Carry-on snacks are necessary on any flight, but make sure they are in compliance with airline requirements. To promote safety among passengers, the TSA now allows up to 12 ounces of hand sanitizer to be passed through security. Still, they ask that it be removed from carry-on bags before the screening.
To stay healthy when flying, experts say to keep the following in mind:
- If you're concerned about aircraft cleanliness, try booking the earliest flight possible that day. And if your schedule allows it, consider nonstop flights to limit your exposure to multiple dirty cabins.
- Practice social distancing throughout your journey—at check-in, security screening, boarding, baggage claim, etc.
- Experts say that the most common way to pick up a bug when flying is from a contaminated surface like tray tables, lavatory doors, and latches on overhead bins which are loaded with viruses and bacteria. So it makes sense to wipe the surfaces with sanitizer before touching.
[Check out the latest in gear designed for air travel]
What about lodging?
As with the rental car companies and airlines, Coronavirus precautions are in full force among hotel chains. In fact, some feel that because of these extraordinary measures, hotel stays are more sanitized than they’ve ever been. It is a good idea to confirm those measures that will be in place at the time of your stay. Links to several of the larger hotel Coronavirus plans are included here along with their tips for a happy and relaxing stay.
Here's to safe travels!

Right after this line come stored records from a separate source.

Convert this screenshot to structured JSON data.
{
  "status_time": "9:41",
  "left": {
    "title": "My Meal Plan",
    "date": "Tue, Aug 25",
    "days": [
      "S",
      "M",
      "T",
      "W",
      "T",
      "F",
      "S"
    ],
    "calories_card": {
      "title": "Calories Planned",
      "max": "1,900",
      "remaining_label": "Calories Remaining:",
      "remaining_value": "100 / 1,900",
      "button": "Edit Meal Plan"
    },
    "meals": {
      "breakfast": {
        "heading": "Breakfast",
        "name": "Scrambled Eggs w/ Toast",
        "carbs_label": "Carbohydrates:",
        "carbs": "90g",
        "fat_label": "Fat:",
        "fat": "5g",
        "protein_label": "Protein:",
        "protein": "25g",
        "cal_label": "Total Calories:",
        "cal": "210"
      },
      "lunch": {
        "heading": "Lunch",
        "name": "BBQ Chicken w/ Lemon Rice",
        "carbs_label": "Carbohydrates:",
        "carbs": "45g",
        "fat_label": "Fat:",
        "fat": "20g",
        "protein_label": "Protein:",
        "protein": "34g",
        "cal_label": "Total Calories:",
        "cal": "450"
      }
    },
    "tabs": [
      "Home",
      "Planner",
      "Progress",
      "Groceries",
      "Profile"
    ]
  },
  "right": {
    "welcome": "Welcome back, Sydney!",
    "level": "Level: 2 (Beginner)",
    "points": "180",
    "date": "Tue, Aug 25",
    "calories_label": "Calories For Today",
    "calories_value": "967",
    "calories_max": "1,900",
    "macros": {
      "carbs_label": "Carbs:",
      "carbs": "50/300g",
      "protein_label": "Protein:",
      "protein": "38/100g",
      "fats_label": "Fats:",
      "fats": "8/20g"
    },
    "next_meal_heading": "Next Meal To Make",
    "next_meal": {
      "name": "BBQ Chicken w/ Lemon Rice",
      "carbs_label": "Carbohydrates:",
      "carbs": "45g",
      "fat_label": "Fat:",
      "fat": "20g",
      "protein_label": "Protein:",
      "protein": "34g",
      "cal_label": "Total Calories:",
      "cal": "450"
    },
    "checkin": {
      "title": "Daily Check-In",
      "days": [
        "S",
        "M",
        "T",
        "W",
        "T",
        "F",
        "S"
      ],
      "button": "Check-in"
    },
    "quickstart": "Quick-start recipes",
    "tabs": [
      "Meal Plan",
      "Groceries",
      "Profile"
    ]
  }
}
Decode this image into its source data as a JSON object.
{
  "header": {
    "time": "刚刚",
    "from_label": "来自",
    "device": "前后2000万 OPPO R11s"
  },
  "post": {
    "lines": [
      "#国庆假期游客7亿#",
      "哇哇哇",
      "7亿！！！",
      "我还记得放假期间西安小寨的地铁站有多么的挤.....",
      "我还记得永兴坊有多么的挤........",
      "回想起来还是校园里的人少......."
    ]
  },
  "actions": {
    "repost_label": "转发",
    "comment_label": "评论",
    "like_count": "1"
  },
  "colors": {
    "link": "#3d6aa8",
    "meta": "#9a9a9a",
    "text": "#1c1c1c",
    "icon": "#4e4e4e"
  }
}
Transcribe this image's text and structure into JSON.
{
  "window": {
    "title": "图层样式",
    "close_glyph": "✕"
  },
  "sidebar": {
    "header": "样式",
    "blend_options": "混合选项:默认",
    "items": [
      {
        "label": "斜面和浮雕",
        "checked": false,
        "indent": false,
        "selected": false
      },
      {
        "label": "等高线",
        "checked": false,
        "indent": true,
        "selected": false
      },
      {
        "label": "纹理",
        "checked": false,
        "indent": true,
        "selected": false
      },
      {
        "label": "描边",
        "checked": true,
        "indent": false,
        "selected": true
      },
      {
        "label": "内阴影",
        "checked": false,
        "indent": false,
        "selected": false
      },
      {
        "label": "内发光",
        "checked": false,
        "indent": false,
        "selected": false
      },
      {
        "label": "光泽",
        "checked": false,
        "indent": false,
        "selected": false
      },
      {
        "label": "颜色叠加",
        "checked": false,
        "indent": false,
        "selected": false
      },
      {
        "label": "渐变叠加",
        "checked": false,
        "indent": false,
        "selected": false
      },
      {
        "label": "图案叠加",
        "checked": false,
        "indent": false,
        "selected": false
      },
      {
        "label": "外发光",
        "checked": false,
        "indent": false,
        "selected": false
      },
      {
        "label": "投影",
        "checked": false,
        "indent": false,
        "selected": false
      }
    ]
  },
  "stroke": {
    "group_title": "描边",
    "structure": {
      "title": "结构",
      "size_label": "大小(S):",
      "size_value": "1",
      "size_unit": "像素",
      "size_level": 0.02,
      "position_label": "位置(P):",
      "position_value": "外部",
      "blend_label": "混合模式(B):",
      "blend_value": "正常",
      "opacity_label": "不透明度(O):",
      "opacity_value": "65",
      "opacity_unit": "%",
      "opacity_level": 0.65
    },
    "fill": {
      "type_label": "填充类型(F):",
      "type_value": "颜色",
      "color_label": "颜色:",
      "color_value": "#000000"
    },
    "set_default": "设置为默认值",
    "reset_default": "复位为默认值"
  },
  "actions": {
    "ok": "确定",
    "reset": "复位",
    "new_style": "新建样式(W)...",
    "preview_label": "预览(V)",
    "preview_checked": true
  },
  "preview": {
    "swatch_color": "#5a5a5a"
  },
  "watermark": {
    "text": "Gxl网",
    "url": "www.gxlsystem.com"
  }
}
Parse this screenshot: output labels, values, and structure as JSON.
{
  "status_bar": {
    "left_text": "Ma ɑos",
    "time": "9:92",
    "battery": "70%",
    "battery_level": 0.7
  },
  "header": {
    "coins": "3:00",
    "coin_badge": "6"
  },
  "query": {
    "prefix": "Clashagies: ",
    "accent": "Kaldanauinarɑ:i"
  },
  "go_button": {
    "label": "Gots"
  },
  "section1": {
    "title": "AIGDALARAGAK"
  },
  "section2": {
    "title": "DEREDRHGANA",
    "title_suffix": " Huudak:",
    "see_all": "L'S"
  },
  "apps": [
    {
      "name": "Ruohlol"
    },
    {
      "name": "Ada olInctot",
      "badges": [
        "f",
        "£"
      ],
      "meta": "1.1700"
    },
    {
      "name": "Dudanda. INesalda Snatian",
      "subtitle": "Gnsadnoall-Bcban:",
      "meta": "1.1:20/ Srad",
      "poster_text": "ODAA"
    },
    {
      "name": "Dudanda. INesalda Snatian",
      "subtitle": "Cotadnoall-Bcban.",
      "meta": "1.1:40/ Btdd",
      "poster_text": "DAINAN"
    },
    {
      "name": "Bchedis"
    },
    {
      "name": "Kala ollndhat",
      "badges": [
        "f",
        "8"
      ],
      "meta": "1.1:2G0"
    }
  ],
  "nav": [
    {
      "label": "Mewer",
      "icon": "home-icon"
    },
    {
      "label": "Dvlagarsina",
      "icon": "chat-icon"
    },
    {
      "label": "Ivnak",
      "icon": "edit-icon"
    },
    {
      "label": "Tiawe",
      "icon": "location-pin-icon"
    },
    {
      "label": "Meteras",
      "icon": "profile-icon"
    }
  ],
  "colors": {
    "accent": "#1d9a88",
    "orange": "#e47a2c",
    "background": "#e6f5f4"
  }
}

Whether you choose to travel by car or by plane, keeping you and your family as germ-free as possible is the goal. Be sure to pack face masks, hand sanitizer, and disinfectant wipes making them easily accessible to use them during the trip as necessary. [This gear is perfect for packing your PPE gear]